**ASSIGNMENT**
The answer must consist of every line from the data that holds "NHẬP".

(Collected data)
□ □ □
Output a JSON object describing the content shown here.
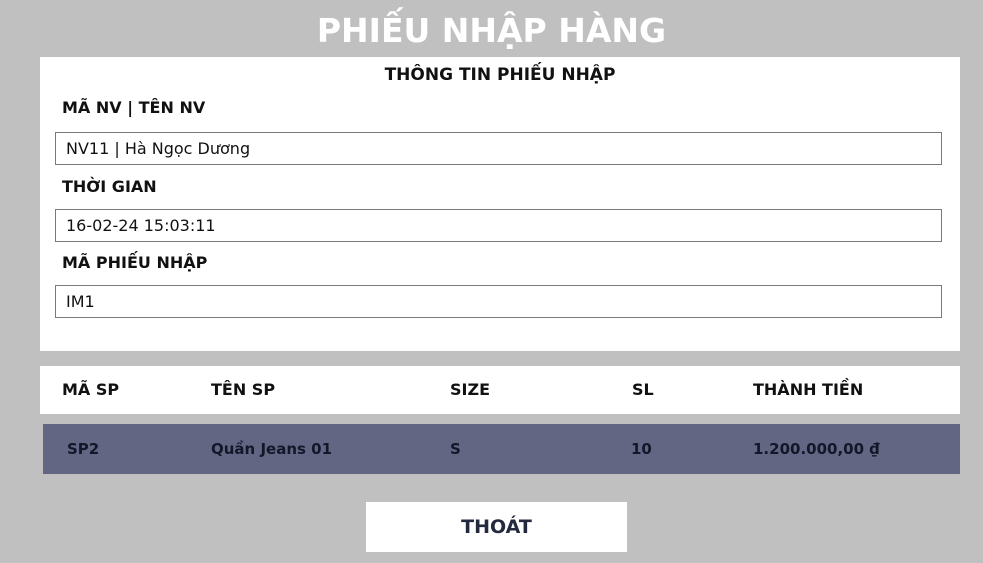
{
  "window": {
    "title": "PHIẾU NHẬP HÀNG"
  },
  "info": {
    "title": "THÔNG TIN PHIẾU NHẬP",
    "employee_label": "MÃ NV | TÊN NV",
    "employee_value": "NV11 | Hà Ngọc Dương",
    "time_label": "THỜI GIAN",
    "time_value": "16-02-24 15:03:11",
    "receipt_label": "MÃ PHIẾU NHẬP",
    "receipt_value": "IM1"
  },
  "table": {
    "headers": [
      "MÃ SP",
      "TÊN SP",
      "SIZE",
      "SL",
      "THÀNH TIỀN"
    ],
    "rows": [
      [
        "SP2",
        "Quần Jeans 01",
        "S",
        "10",
        "1.200.000,00 ₫"
      ]
    ]
  },
  "actions": {
    "exit_label": "THOÁT"
  },
  "colors": {
    "background": "#c0c0c0",
    "panel": "#ffffff",
    "row_background": "#626683",
    "title_text": "#ffffff"
  }
}
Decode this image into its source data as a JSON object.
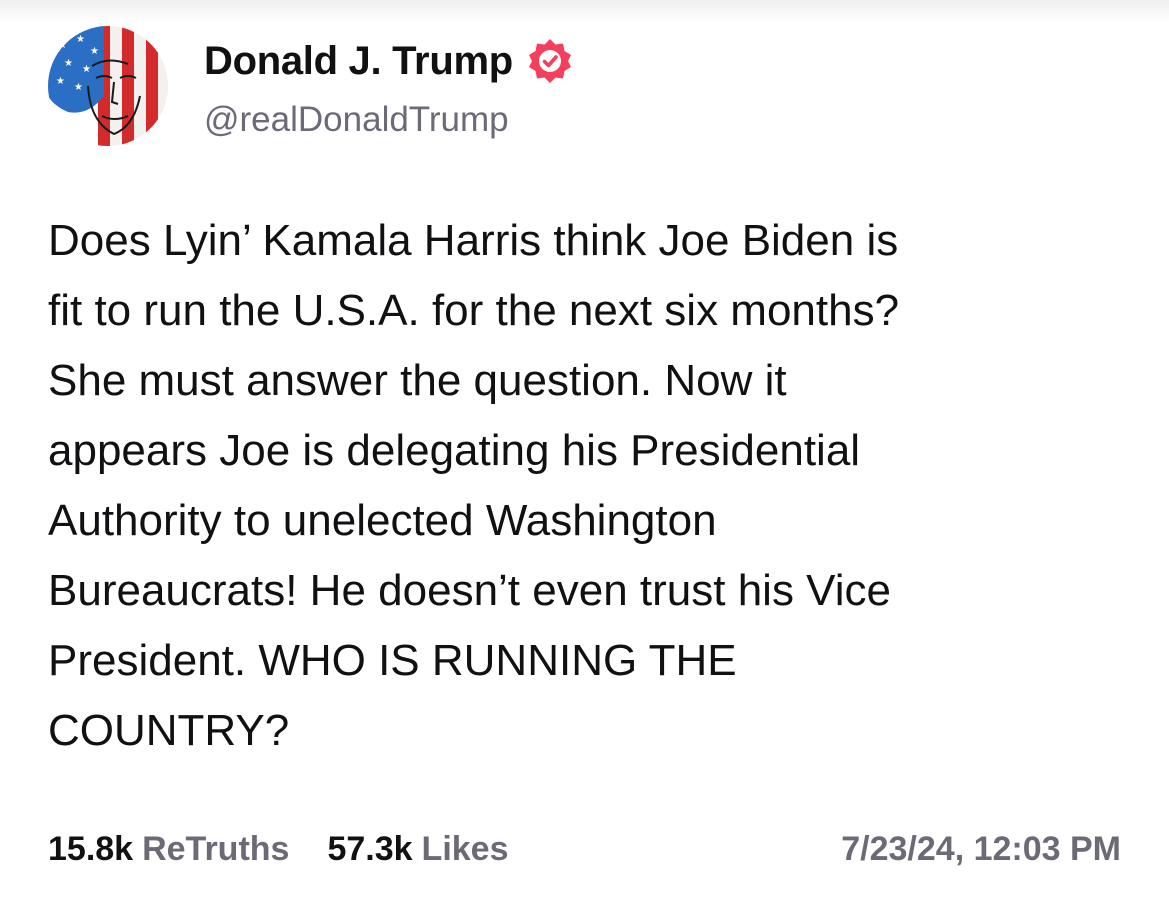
{
  "author": {
    "display_name": "Donald J. Trump",
    "handle": "@realDonaldTrump",
    "avatar_icon": "flag-portrait-avatar",
    "verified_icon": "verified-badge-icon",
    "verified_color": "#f43f5e"
  },
  "post": {
    "text": "Does Lyin’ Kamala Harris think Joe Biden is\nfit to run the U.S.A. for the next six months?\nShe must answer the question. Now it\nappears Joe is delegating his Presidential\nAuthority to unelected Washington\nBureaucrats! He doesn’t even trust his Vice\nPresident. WHO IS RUNNING THE\nCOUNTRY?"
  },
  "stats": {
    "retruths_count": "15.8k",
    "retruths_label": "ReTruths",
    "likes_count": "57.3k",
    "likes_label": "Likes"
  },
  "timestamp": "7/23/24, 12:03 PM"
}
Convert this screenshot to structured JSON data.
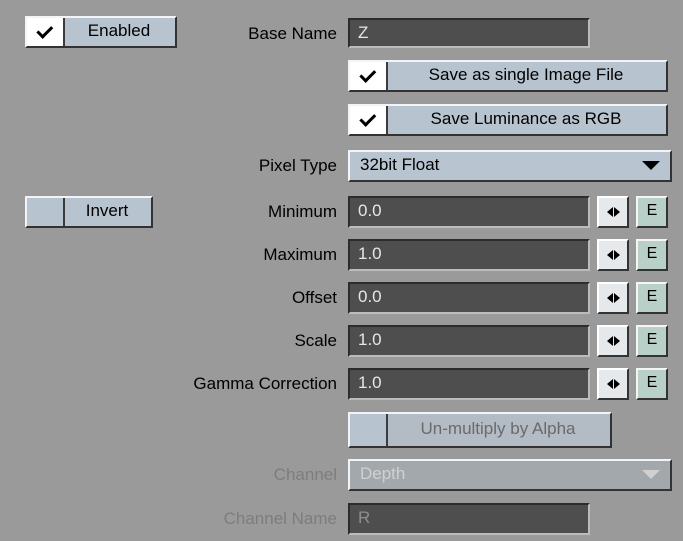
{
  "enabled": {
    "label": "Enabled",
    "checked": true
  },
  "base_name": {
    "label": "Base Name",
    "value": "Z"
  },
  "save_single": {
    "label": "Save as single Image File",
    "checked": true
  },
  "save_luminance": {
    "label": "Save Luminance as RGB",
    "checked": true
  },
  "pixel_type": {
    "label": "Pixel Type",
    "value": "32bit Float"
  },
  "invert": {
    "label": "Invert",
    "checked": false
  },
  "minimum": {
    "label": "Minimum",
    "value": "0.0"
  },
  "maximum": {
    "label": "Maximum",
    "value": "1.0"
  },
  "offset": {
    "label": "Offset",
    "value": "0.0"
  },
  "scale": {
    "label": "Scale",
    "value": "1.0"
  },
  "gamma": {
    "label": "Gamma Correction",
    "value": "1.0"
  },
  "unmultiply": {
    "label": "Un-multiply by Alpha",
    "checked": false
  },
  "channel": {
    "label": "Channel",
    "value": "Depth"
  },
  "channel_name": {
    "label": "Channel Name",
    "value": "R"
  },
  "envelope_label": "E",
  "icons": {
    "checkmark": "checkmark-icon",
    "drag": "left-right-arrows-icon",
    "dropdown": "triangle-down-icon"
  },
  "colors": {
    "background": "#9a9a9a",
    "field": "#4e4e4e",
    "button": "#b7c3cf",
    "envelope_button": "#b8d0c8"
  }
}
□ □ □
**SOLUTION TO THIS EXERCISE**
    "title": "PHIẾU NHẬP HÀNG"
    "title": "THÔNG TIN PHIẾU NHẬP",
    "receipt_label": "MÃ PHIẾU NHẬP",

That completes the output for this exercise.